# Exercise details
Could you copy every line of the data that contains the word "right"?

Page and application data records
□ □ □

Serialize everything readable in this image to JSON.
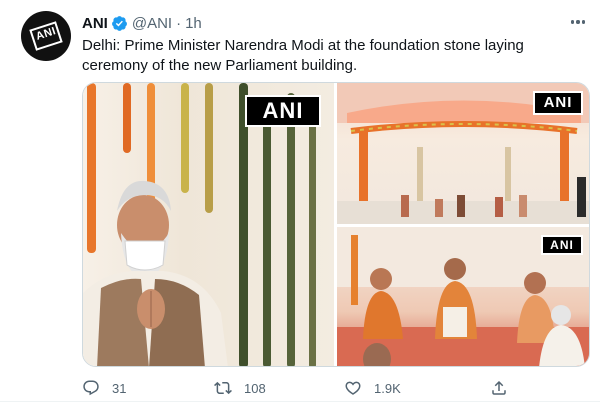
{
  "author": {
    "name": "ANI",
    "handle": "@ANI",
    "separator": "·",
    "time": "1h",
    "avatar_text": "ANI"
  },
  "tweet": {
    "text": "Delhi: Prime Minister Narendra Modi at the foundation stone laying ceremony of the new Parliament building."
  },
  "media": {
    "watermark": "ANI",
    "photos": [
      "photo-main",
      "photo-top-right",
      "photo-bottom-right"
    ]
  },
  "actions": {
    "replies": "31",
    "retweets": "108",
    "likes": "1.9K"
  },
  "icons": {
    "verified": "verified-badge-icon",
    "more": "more-options-icon",
    "reply": "reply-icon",
    "retweet": "retweet-icon",
    "like": "like-icon",
    "share": "share-icon"
  },
  "colors": {
    "verified_blue": "#1d9bf0",
    "muted_text": "#536471",
    "primary_text": "#0f1419"
  }
}
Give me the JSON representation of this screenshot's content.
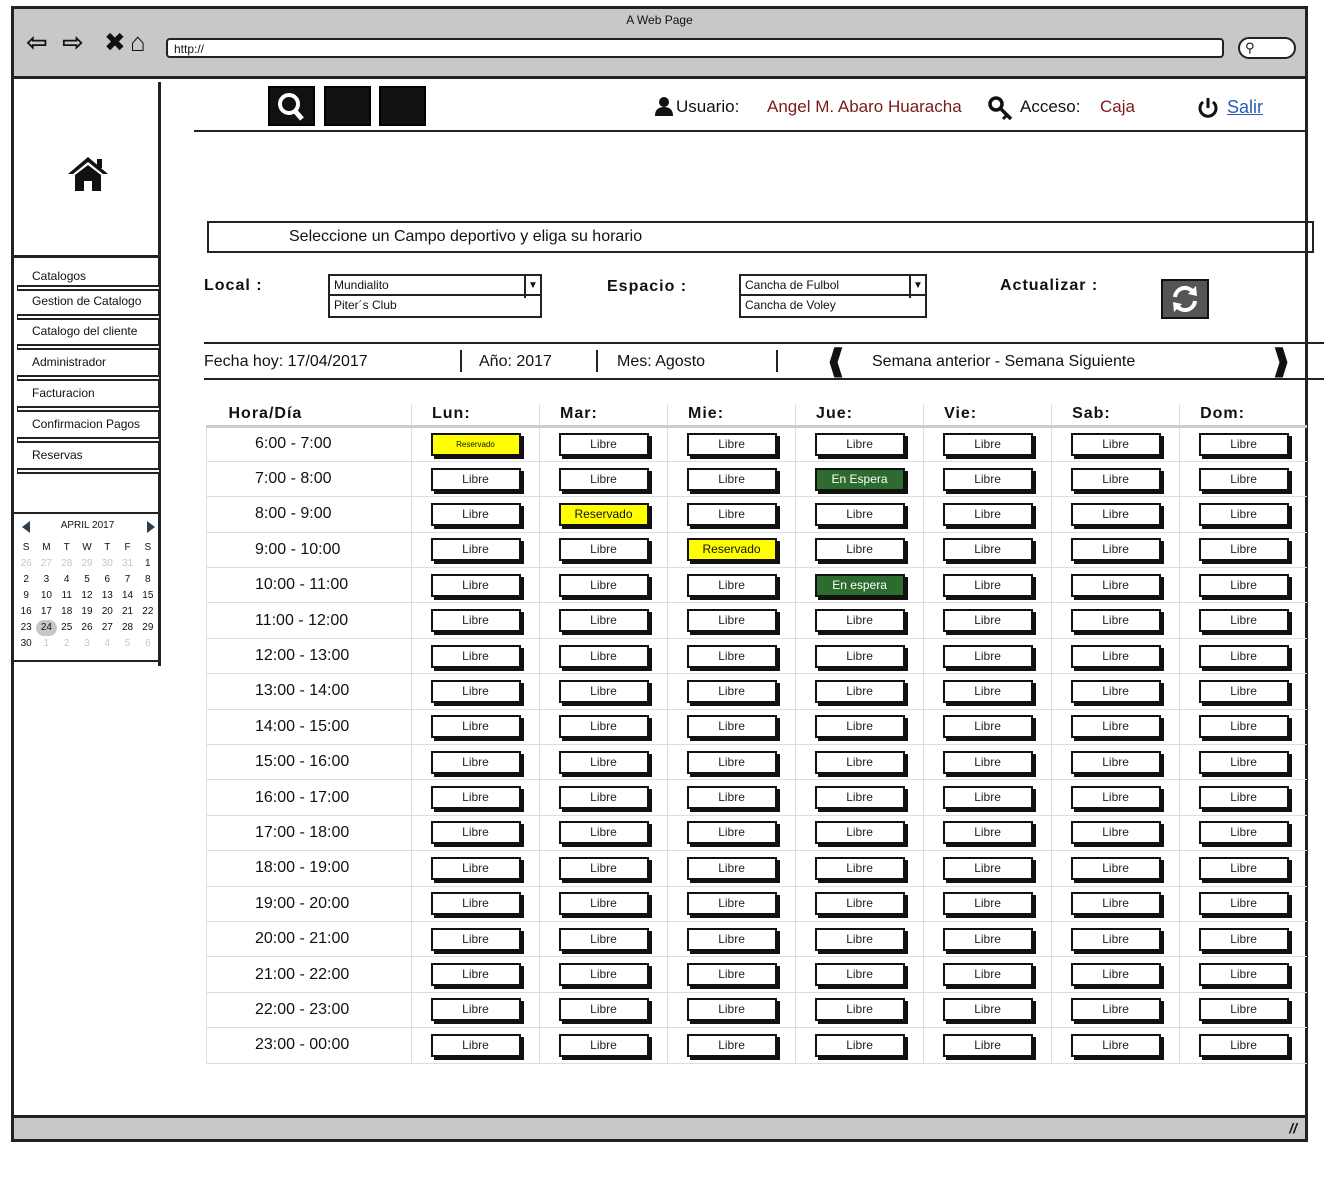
{
  "window": {
    "title": "A Web Page",
    "url": "http://"
  },
  "header": {
    "usuario_label": "Usuario:",
    "usuario_value": "Angel M. Abaro Huaracha",
    "acceso_label": "Acceso:",
    "acceso_value": "Caja",
    "salir_label": "Salir"
  },
  "sidebar": {
    "items": [
      {
        "label": "Catalogos"
      },
      {
        "label": "Gestion de Catalogo"
      },
      {
        "label": "Catalogo del cliente"
      },
      {
        "label": "Administrador"
      },
      {
        "label": "Facturacion"
      },
      {
        "label": "Confirmacion Pagos"
      },
      {
        "label": "Reservas"
      }
    ],
    "calendar": {
      "month": "APRIL 2017",
      "weekdays": [
        "S",
        "M",
        "T",
        "W",
        "T",
        "F",
        "S"
      ],
      "weeks": [
        [
          "26",
          "27",
          "28",
          "29",
          "30",
          "31",
          "1"
        ],
        [
          "2",
          "3",
          "4",
          "5",
          "6",
          "7",
          "8"
        ],
        [
          "9",
          "10",
          "11",
          "12",
          "13",
          "14",
          "15"
        ],
        [
          "16",
          "17",
          "18",
          "19",
          "20",
          "21",
          "22"
        ],
        [
          "23",
          "24",
          "25",
          "26",
          "27",
          "28",
          "29"
        ],
        [
          "30",
          "1",
          "2",
          "3",
          "4",
          "5",
          "6"
        ]
      ],
      "selected": "24"
    }
  },
  "instruction": "Seleccione un Campo deportivo y eliga su horario",
  "filters": {
    "local_label": "Local :",
    "local_options": [
      "Mundialito",
      "Piter´s Club"
    ],
    "espacio_label": "Espacio :",
    "espacio_options": [
      "Cancha de Fulbol",
      "Cancha de Voley"
    ],
    "actualizar_label": "Actualizar :"
  },
  "datebar": {
    "fecha": "Fecha hoy: 17/04/2017",
    "anio": "Año: 2017",
    "mes": "Mes: Agosto",
    "semana": "Semana anterior - Semana Siguiente"
  },
  "schedule": {
    "headers": [
      "Hora/Día",
      "Lun:",
      "Mar:",
      "Mie:",
      "Jue:",
      "Vie:",
      "Sab:",
      "Dom:"
    ],
    "rows": [
      {
        "hour": "6:00 - 7:00",
        "slots": [
          "Reservado",
          "Libre",
          "Libre",
          "Libre",
          "Libre",
          "Libre",
          "Libre"
        ]
      },
      {
        "hour": "7:00 - 8:00",
        "slots": [
          "Libre",
          "Libre",
          "Libre",
          "En Espera",
          "Libre",
          "Libre",
          "Libre"
        ]
      },
      {
        "hour": "8:00 - 9:00",
        "slots": [
          "Libre",
          "Reservado",
          "Libre",
          "Libre",
          "Libre",
          "Libre",
          "Libre"
        ]
      },
      {
        "hour": "9:00 - 10:00",
        "slots": [
          "Libre",
          "Libre",
          "Reservado",
          "Libre",
          "Libre",
          "Libre",
          "Libre"
        ]
      },
      {
        "hour": "10:00 - 11:00",
        "slots": [
          "Libre",
          "Libre",
          "Libre",
          "En espera",
          "Libre",
          "Libre",
          "Libre"
        ]
      },
      {
        "hour": "11:00 - 12:00",
        "slots": [
          "Libre",
          "Libre",
          "Libre",
          "Libre",
          "Libre",
          "Libre",
          "Libre"
        ]
      },
      {
        "hour": "12:00 - 13:00",
        "slots": [
          "Libre",
          "Libre",
          "Libre",
          "Libre",
          "Libre",
          "Libre",
          "Libre"
        ]
      },
      {
        "hour": "13:00 - 14:00",
        "slots": [
          "Libre",
          "Libre",
          "Libre",
          "Libre",
          "Libre",
          "Libre",
          "Libre"
        ]
      },
      {
        "hour": "14:00 - 15:00",
        "slots": [
          "Libre",
          "Libre",
          "Libre",
          "Libre",
          "Libre",
          "Libre",
          "Libre"
        ]
      },
      {
        "hour": "15:00 - 16:00",
        "slots": [
          "Libre",
          "Libre",
          "Libre",
          "Libre",
          "Libre",
          "Libre",
          "Libre"
        ]
      },
      {
        "hour": "16:00 - 17:00",
        "slots": [
          "Libre",
          "Libre",
          "Libre",
          "Libre",
          "Libre",
          "Libre",
          "Libre"
        ]
      },
      {
        "hour": "17:00 - 18:00",
        "slots": [
          "Libre",
          "Libre",
          "Libre",
          "Libre",
          "Libre",
          "Libre",
          "Libre"
        ]
      },
      {
        "hour": "18:00 - 19:00",
        "slots": [
          "Libre",
          "Libre",
          "Libre",
          "Libre",
          "Libre",
          "Libre",
          "Libre"
        ]
      },
      {
        "hour": "19:00 - 20:00",
        "slots": [
          "Libre",
          "Libre",
          "Libre",
          "Libre",
          "Libre",
          "Libre",
          "Libre"
        ]
      },
      {
        "hour": "20:00 - 21:00",
        "slots": [
          "Libre",
          "Libre",
          "Libre",
          "Libre",
          "Libre",
          "Libre",
          "Libre"
        ]
      },
      {
        "hour": "21:00 - 22:00",
        "slots": [
          "Libre",
          "Libre",
          "Libre",
          "Libre",
          "Libre",
          "Libre",
          "Libre"
        ]
      },
      {
        "hour": "22:00 - 23:00",
        "slots": [
          "Libre",
          "Libre",
          "Libre",
          "Libre",
          "Libre",
          "Libre",
          "Libre"
        ]
      },
      {
        "hour": "23:00 - 00:00",
        "slots": [
          "Libre",
          "Libre",
          "Libre",
          "Libre",
          "Libre",
          "Libre",
          "Libre"
        ]
      }
    ]
  },
  "colors": {
    "reservado": "#ffff00",
    "espera": "#2e6b2e",
    "libre": "#ffffff",
    "user_value": "#7a1a1a",
    "link": "#2a5cb8"
  },
  "icons": [
    "back-icon",
    "forward-icon",
    "close-icon",
    "home-icon",
    "search-icon",
    "user-icon",
    "key-icon",
    "power-icon",
    "refresh-icon",
    "chevron-left-icon",
    "chevron-right-icon"
  ]
}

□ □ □

# Exercise solution
      "photo-top-right",
      "photo-bottom-right"
    "chevron-right-icon"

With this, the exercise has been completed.